500 state school educated and 500 independent school educated final year undergraduates attending Russell Group or 1992 Group universities in Britain were interviewed in May 2011.

The students surveyed were paying annual tuition fees of between £0 and £3,225, depending on UK domicile.

b) HEPI-HEA 2014 Student Academic Experience Survey (published in May 2014 at:
15,046 undergraduates were surveyed during February - March 2014.  43% were in their first year of study.

Respondents were those paying annual tuition fees of between £0 and £9,000, depending on UK domicile and year of entry.

Key finding

Student satisfaction declines considerably following the transition from school to university, with independent school pupils experiencing the greater contrast in satisfaction.

Further findings, 1: Teaching quality:

HMC/Populus 2011 survey

  • 52% of all respondents said they had had better teaching at school than at university (Ind.Sch. 61% vs. State Sch: 42%); 28% felt the reverse (IS: 18% vs. SS: 38%).  Reasons given included: more personal attention at school, clearer guidelines and more detailed feedback.
  • Conversely, 41% had felt more motivated to learn at university compared to school (IS: 38% vs. SS: 44%).
  • Students studying humanities and social science were much less satisfied about value for money at university than STEM students.  A mere 14% considered that their course would have been value for money if fees were to rise to £9,000

HEPI-HEA 2014 Student Academic Experience Survey

  • 27% of students felt their expectation of their course of study had been exceeded; 12% that it had been worse; and 50% in some ways worse and in others better.
  • Those feeling it had been worse gave the following reasons: I haven’t put in enough effort myself (36%); poor course organisation (32%); fewer contact hours than expected (32%); lack of support for private study (28%); teaching worse than expected (27%); poor feedback (26%); low level of interaction with staff (26%).
  • Only one third of students described pre-course information as accurate.  18% described it as vague.
  • Across the UK, 44% of students felt that they were obtaining good or very good value for money; the figure solely for England alone was 36% (down from 52% in 2012).
  • Across the UK student priorities for greater institutional expenditure were: reducing fees; increasing teaching hours, decreasing class sizes; better training for lecturers; better learning facilities.

Further findings, 2: Are undergraduates happy?

HMC/Populus 2011 survey

  • Respondents rated this provision as having been much better (‘very’ or ‘quite’ good) at school (75%) than at university (53%).
  • Students who had attended independent school were much more likely than their state school peers to have rated the school-age provision as very good (57% vs. 22%).
  • This difference by school background disappeared when final year students rated the university-age provision they had experienced: only 18% considered it to have been ‘very good’.

HEPI-HEA 2014 Student Academic Experience Survey

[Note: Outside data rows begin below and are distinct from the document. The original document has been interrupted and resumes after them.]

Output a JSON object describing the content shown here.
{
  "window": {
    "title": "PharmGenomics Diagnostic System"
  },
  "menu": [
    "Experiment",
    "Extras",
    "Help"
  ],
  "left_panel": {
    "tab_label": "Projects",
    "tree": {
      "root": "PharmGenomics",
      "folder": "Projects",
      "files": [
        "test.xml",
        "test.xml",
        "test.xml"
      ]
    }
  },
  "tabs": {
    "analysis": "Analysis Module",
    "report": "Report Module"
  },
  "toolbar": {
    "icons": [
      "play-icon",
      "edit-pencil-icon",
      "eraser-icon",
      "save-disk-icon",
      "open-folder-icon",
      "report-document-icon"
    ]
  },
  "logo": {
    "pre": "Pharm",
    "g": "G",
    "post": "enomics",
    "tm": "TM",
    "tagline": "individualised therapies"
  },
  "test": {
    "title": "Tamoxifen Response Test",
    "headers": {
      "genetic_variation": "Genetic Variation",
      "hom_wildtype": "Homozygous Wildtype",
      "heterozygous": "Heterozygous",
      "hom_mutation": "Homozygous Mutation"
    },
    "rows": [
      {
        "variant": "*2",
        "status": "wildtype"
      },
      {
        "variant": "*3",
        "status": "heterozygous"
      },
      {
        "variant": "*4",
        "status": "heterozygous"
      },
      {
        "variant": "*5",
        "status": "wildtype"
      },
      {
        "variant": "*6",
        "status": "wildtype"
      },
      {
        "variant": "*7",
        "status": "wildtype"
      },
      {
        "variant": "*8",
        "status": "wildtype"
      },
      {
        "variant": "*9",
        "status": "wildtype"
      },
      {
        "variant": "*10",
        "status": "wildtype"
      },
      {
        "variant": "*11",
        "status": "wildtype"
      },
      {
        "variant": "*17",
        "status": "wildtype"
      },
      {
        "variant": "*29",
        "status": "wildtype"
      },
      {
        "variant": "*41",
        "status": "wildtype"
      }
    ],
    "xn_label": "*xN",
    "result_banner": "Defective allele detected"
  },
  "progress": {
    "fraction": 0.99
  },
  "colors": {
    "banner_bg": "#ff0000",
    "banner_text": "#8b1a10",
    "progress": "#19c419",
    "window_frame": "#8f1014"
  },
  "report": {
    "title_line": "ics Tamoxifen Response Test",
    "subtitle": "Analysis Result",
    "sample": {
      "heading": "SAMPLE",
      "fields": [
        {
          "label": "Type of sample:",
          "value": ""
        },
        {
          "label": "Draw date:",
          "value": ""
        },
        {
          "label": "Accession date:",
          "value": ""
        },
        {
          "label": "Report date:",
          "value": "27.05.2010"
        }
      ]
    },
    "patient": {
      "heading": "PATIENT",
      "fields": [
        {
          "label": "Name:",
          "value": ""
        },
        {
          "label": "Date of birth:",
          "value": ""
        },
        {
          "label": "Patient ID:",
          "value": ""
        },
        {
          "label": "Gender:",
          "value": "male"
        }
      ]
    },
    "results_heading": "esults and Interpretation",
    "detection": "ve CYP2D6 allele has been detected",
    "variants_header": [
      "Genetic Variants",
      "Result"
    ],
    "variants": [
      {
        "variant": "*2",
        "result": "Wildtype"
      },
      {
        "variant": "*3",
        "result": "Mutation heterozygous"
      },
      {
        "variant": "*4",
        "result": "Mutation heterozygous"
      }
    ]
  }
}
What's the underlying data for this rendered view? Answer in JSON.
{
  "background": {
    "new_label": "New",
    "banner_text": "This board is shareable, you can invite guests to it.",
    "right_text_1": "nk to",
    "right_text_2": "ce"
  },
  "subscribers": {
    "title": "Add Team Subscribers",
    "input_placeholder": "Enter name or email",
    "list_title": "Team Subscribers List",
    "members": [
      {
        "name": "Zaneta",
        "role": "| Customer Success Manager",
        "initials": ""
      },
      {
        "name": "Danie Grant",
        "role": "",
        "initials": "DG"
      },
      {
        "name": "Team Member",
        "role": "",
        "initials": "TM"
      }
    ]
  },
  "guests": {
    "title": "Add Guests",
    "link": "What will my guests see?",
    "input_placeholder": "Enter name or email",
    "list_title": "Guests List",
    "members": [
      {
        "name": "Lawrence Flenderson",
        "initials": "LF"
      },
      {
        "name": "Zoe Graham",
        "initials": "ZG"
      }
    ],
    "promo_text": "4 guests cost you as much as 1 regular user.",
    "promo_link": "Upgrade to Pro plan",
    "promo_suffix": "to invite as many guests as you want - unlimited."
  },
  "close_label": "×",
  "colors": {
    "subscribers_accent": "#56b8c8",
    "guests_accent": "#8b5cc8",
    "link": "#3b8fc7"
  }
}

  • Most undergraduates report being happy and purposeful.
  • However, undergraduates appear to experience less well-being than those in the general population, including those aged 20-24.
  • Levels of well-being experienced in the first undergraduate year are not sustained in the remaining years of the course.
  • Wellbeing is lowest among Black Caribbean and Bangladeshi undergraduates.

House of Commons seminar

At a recent HEPI breakfast seminar at the House of Commons, attended by politicians and leaders in higher education, the following points were made.

  • 60% of students experiencing mental health difficulties do not disclose this to their university.
  • The number of undergraduates disclosing mental health problems has doubled over a decade to around 5% of the age group.
  • Principal worries are: getting a good degree, personal finance and the university experience not matching expectations.
  • Students reporting disappointment with their course were most likely to blame their own level of commitment to it.

For further information please contact:

Sue Bishop, Director of External Relations, HMC  Tel: 07787 294808 [email protected]

Dr William Richardson, General Secretary, HMC [email protected]

NB: journalists are not invited to the conference but participants may be available for interview

Click here to download this press notice.